_WORK INSTRUCTIONS_. What is the count of lines in the records that include "nick"? Reply with that number alone.

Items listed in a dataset
· · · · ·

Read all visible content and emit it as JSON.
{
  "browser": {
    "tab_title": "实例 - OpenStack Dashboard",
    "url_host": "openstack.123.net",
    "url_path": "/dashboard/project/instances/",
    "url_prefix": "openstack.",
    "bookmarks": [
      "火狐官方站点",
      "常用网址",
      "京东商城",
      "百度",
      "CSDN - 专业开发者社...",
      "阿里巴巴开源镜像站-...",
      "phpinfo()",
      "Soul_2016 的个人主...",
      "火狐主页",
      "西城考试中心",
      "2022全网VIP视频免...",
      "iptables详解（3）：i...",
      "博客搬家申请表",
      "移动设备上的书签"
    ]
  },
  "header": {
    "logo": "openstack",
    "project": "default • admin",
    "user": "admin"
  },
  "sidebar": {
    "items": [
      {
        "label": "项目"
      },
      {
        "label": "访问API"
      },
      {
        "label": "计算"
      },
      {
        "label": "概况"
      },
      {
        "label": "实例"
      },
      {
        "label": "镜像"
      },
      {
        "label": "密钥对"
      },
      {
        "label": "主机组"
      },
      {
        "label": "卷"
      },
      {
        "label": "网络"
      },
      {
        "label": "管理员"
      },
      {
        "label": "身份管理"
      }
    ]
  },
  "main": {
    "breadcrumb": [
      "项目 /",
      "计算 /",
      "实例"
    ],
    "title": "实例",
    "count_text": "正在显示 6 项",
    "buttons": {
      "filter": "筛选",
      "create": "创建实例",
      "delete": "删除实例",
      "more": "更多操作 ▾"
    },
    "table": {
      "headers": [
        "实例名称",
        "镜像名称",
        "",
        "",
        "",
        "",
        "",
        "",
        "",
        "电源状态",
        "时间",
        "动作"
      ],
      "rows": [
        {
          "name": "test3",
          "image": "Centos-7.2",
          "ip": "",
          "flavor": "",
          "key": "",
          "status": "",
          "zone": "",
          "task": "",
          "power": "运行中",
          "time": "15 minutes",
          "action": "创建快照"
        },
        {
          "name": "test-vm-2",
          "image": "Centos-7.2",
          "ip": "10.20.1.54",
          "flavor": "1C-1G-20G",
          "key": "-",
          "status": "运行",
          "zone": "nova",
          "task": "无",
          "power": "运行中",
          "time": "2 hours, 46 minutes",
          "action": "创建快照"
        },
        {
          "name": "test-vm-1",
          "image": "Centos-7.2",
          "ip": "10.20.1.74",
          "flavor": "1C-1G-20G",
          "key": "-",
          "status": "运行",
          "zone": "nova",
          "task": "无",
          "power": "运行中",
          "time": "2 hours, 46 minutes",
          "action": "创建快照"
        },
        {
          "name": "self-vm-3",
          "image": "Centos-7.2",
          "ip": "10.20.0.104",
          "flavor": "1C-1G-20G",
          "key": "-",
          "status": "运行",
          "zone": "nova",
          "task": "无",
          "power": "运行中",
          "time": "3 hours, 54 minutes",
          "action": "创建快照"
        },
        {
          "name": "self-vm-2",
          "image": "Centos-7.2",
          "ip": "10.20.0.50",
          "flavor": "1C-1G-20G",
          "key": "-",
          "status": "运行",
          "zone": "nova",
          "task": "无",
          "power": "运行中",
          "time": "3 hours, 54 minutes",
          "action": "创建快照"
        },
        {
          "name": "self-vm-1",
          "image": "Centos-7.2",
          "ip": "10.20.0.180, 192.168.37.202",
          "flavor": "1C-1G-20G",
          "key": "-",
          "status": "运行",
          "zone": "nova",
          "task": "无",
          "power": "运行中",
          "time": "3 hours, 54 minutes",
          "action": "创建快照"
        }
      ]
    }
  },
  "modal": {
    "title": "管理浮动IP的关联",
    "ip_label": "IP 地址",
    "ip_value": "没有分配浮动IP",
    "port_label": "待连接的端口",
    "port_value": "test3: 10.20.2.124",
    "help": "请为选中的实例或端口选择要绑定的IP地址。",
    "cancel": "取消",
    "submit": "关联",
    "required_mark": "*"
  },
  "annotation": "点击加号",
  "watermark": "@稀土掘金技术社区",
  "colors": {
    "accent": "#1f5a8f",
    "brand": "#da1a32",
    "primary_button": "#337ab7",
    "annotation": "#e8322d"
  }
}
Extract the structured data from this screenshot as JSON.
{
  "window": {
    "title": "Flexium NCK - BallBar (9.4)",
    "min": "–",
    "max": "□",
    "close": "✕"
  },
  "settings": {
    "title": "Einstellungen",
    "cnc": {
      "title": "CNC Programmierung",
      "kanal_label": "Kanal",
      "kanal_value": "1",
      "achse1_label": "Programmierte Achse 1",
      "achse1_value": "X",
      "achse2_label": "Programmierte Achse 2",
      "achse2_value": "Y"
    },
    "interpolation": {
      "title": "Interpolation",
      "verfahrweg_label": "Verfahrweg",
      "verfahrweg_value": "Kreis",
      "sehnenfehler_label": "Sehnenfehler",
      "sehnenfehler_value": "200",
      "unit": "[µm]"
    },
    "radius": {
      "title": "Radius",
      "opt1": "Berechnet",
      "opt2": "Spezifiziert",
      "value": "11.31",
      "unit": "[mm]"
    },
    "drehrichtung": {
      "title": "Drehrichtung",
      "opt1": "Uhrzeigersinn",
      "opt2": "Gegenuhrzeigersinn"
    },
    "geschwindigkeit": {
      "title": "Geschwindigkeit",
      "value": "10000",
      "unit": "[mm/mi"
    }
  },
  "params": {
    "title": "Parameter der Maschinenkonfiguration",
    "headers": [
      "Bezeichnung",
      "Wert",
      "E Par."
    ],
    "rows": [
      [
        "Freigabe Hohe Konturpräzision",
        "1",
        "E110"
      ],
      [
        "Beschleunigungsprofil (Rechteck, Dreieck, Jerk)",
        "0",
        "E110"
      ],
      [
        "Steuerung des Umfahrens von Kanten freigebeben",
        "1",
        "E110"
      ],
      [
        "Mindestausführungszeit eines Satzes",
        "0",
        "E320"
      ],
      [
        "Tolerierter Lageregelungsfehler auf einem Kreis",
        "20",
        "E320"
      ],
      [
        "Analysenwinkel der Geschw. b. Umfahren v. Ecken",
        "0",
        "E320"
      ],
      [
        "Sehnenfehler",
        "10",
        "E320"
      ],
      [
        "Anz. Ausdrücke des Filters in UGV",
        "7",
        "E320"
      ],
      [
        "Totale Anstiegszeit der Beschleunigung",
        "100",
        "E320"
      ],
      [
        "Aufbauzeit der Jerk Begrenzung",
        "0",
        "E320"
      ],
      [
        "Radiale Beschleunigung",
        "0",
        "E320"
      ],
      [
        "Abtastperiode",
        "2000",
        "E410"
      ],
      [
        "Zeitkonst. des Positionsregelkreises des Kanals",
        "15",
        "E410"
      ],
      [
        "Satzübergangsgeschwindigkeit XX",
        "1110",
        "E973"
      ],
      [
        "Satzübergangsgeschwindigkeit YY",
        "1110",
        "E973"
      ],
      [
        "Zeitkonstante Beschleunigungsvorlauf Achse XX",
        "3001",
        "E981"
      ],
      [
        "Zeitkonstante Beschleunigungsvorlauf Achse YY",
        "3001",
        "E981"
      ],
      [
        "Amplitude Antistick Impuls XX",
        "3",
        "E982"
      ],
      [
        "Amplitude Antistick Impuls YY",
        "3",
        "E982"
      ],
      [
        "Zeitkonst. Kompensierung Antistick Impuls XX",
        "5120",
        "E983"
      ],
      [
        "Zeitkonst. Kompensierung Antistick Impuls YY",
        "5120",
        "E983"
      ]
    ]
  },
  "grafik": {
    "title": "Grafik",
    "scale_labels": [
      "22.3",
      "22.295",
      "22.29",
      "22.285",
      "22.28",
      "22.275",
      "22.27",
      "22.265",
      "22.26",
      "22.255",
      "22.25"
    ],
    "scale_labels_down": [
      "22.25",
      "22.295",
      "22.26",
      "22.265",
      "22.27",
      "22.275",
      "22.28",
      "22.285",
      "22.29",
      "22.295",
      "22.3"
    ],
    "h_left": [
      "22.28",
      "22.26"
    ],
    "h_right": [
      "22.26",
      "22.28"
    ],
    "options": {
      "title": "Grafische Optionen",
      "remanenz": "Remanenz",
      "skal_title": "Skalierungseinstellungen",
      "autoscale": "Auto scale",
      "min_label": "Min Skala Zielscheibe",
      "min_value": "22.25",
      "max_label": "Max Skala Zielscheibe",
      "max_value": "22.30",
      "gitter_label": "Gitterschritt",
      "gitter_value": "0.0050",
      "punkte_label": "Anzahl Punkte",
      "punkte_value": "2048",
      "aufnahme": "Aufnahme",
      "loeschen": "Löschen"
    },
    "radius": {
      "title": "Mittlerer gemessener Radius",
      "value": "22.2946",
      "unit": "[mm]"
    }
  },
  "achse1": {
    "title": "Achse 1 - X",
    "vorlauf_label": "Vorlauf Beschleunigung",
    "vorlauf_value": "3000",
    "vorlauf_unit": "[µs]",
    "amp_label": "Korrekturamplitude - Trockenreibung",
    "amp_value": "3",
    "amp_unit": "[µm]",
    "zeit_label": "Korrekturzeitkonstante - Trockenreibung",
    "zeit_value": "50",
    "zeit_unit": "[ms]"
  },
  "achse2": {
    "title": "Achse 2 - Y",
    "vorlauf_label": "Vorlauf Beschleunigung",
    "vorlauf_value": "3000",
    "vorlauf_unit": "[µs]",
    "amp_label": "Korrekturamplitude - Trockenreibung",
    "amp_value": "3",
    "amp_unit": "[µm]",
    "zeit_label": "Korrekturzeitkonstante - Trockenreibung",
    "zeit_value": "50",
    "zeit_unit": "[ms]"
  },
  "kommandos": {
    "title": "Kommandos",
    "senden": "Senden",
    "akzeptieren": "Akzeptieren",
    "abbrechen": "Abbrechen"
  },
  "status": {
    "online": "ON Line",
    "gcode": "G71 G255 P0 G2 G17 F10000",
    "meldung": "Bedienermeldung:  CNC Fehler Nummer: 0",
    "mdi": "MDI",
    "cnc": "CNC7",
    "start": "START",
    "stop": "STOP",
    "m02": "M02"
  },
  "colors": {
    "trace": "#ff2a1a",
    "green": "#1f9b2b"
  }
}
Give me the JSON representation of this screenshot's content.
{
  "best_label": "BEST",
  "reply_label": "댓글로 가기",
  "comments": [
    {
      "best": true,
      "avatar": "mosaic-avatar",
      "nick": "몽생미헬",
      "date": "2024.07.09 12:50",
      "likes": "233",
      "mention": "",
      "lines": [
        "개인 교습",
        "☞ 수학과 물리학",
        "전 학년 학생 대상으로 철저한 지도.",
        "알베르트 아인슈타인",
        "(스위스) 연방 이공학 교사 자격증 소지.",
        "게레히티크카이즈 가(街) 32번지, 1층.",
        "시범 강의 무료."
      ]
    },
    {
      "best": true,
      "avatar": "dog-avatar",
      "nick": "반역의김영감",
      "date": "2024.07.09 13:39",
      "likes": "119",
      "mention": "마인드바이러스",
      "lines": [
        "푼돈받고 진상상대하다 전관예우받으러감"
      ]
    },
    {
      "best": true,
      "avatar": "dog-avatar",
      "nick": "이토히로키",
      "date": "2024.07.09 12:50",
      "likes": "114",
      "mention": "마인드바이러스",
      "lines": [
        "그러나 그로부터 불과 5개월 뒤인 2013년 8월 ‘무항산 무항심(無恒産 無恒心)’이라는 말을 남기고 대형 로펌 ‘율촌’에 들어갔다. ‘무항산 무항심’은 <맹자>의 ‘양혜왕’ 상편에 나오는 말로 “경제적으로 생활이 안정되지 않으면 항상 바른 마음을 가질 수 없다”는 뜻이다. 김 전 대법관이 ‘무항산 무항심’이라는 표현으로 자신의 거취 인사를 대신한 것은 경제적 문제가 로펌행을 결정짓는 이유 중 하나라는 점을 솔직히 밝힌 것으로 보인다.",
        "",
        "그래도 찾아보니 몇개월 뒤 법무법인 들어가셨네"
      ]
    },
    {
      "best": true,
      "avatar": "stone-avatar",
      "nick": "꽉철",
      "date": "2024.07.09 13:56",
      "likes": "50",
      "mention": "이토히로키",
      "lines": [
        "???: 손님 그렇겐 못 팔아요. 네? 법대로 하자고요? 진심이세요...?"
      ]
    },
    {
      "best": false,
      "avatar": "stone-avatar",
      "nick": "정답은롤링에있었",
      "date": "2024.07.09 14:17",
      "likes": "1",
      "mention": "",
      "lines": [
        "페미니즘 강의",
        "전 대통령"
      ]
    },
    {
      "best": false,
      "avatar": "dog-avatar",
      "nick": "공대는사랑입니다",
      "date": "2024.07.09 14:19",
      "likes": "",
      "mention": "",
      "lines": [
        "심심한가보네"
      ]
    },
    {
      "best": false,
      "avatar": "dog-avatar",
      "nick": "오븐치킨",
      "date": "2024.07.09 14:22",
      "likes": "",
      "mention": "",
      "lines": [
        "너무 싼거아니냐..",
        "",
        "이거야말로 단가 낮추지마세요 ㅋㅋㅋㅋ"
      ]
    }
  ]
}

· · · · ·

_SOLVED PROBLEM_. 7